After relaxing and discovering a different aspect of India in Kerala and Goa, it was time for us to take on the biggest of the Indian cities – Mumbai. According to our Bible, Lonely Planet, Mumbai is home to 16.4 MILLION people. That’s double the population of London. Double the population of New York. Five times the population of my home country. All on an island, a fact that I didn’t know before arriving, and a place where your luggage is flung onto the roof of a taxi, not strapped, and then driven around at as fast a speed as possible considering the volume of traffic.
We’ve worked our way north over the past week, but this was the hottest place we have encountered so far. The air we are breathing in probably doesn’t help. Mumbai is constantly shrouded in a dazzling, disturbing haze of smog and pollution, and the air is hot, steamy and sour on the lips.
The pollution was one aspect we were warned about before arriving in Mumbai. I’ve already mentioned the traffic, which certainly is extreme here. I don’t know why they paint lines on the road. The constant honking that annoyed us during the first few days has turned into background noise, and I’m now very comfortable with my rickshaw driver racing through a gap with millimetres to spare on either side. The volume of traffic is difficult to fathom, yet it is rarely at a standstill, and no one gets truly irate with the delays.
Thinking about behaviour in the locals, I have often eulogised about the friendliness of Indian people, but saw a darker side whilst here. We can now add my phone to my wallet and suncream on the list of things I have had stolen on my trip. The most recent, my 99p phone with that horrible text tone, was taken from next to my bed whilst it was charging overnight.
It could have been worse on three fronts. Firstly, it could have been a half-decent phone. Secondly, I will no longer be the recipient of texts telling me that I have won Rs450,000, or that there is land for sale, or a job offer, or to give a precious give to my child. Finally, it wasn’t anything I can’t live without – the night before a French guy had his passport stolen from his pouch…that was hanging around his neck, and under his t-shirt.
This particular guy and I were in an internet café when he was trying to sort out photocopies for his second (Australian) passport.

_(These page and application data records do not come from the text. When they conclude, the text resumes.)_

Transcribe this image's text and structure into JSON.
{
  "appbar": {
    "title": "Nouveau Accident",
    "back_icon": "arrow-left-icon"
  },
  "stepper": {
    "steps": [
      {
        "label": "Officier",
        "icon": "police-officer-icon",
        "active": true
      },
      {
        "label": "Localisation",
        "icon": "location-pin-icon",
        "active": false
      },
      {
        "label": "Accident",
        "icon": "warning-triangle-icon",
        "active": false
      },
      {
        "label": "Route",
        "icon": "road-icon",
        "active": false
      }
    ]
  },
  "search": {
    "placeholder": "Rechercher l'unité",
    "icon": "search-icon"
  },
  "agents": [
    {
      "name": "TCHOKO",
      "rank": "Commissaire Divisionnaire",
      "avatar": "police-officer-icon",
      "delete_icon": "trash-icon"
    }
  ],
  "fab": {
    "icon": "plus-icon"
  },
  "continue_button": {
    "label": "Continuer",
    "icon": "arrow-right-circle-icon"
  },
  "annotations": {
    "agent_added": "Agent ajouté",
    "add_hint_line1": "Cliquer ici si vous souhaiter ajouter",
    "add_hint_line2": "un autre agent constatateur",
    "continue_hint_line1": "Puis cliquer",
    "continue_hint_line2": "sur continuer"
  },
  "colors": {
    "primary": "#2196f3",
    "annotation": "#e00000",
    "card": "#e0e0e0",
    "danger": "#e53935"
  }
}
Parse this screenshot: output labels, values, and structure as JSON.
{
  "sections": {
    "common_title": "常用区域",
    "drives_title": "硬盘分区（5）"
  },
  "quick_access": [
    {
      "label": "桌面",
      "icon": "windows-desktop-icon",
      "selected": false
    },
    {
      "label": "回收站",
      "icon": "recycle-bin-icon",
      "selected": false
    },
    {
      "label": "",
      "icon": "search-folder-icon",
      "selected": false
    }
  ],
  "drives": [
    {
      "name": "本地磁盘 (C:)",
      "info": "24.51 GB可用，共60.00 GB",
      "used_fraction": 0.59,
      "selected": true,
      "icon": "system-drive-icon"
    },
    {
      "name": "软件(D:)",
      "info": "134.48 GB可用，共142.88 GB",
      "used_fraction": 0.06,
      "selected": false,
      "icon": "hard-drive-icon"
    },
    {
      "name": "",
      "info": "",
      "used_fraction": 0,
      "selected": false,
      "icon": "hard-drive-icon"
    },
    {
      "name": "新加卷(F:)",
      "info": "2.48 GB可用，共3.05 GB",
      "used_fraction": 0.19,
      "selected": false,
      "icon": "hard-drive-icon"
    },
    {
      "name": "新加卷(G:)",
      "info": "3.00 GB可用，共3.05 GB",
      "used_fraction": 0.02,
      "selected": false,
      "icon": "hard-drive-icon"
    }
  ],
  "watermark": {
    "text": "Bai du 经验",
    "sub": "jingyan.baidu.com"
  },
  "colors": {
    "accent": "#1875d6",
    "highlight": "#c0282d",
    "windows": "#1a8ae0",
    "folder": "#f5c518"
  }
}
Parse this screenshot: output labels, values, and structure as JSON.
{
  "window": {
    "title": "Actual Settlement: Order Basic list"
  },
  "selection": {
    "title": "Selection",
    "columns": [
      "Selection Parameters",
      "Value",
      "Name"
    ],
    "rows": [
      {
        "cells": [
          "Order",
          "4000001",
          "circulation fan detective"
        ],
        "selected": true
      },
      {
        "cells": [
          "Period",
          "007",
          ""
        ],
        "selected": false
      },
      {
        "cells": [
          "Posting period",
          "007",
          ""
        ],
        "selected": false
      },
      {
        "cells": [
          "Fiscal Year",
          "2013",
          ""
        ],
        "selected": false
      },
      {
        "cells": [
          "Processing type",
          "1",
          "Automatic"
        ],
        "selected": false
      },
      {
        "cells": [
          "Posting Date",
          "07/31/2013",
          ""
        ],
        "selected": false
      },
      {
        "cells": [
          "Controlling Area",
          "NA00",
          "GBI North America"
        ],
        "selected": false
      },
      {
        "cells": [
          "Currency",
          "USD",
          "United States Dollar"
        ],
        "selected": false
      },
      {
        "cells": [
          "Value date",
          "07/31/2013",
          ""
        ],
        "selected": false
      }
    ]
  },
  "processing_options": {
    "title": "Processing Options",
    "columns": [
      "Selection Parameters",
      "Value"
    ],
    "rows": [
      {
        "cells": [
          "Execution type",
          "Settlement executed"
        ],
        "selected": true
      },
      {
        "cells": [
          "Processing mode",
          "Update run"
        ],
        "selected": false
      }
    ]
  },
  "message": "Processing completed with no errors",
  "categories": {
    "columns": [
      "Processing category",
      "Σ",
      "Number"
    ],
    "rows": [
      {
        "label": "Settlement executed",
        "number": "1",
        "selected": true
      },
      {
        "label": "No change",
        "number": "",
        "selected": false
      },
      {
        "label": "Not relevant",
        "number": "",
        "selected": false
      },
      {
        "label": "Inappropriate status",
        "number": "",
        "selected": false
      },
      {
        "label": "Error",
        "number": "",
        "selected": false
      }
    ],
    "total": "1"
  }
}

He left briefly, and then returned to pick up the copies to find that the café had made one for themselves, and were trying to make him pay for it. Lots of shouting and swearing from both sides ensued, before the Indian then told him he wouldn’t give him his passport back unless he coughed up.
This particularly negative behaviour is rare here, though. We met some wonderful people on our boat to Elephanta Island, one of Mumbai’s main attractions. This island boasts some wonderful ruins of old Hindu temples, the star being the three-headed Shiva, who represents the role of destroyer, creator and preserver of the universe. We were more interested in the monkeys fighting, though.
Mumbai is full of things to see and do. I will be returning to this metropolis to continue experiencing its sights and sounds. We also saw the Gateway of India, a monument created for the visit of King George V in 1911.
One thing you do see here is a significant military presence. Mumbai has a history of being targeted by terrorists. The most recent major attack happened on November 26, 2008, and we visited two of the sights associated with it. Our final drink before Chris left for home was in Leopold’s, which was an early site of gunfire and grenade explosions during the attacks. We also went through the most security I’ve ever gone through to get into a hotel, the Taj. But what a hotel. Stunning. And only Rs18,000 for a room! Double my current finances, but we can dream. There is a memorial inside to the 26 people that died in this particular building.
There is a sense of unity within the city; something which pulls on the heartstrings and makes me feel an affinity with Mumbai. People, myself included, will sit on the same table as strangers when eating lunch. In this case it was a thali, and very nice too. People were very happy to talk to me, with one salesman decorating me for the upcoming Holi festival by smearing my head with pink powder.
I like Mumbai, and as I said before I will be returning. My hasty departure was to meet friends further south, so I will go to the slums at a later date; hopefully coinciding with England being in the World Cup final in the city. So back south I go, and after a long bus ride I will be in the IT capital of South Asia. You may think I’ve missed something out in this Mumbai blog – do not fret, it gets its own whole special segment next time.
Love you all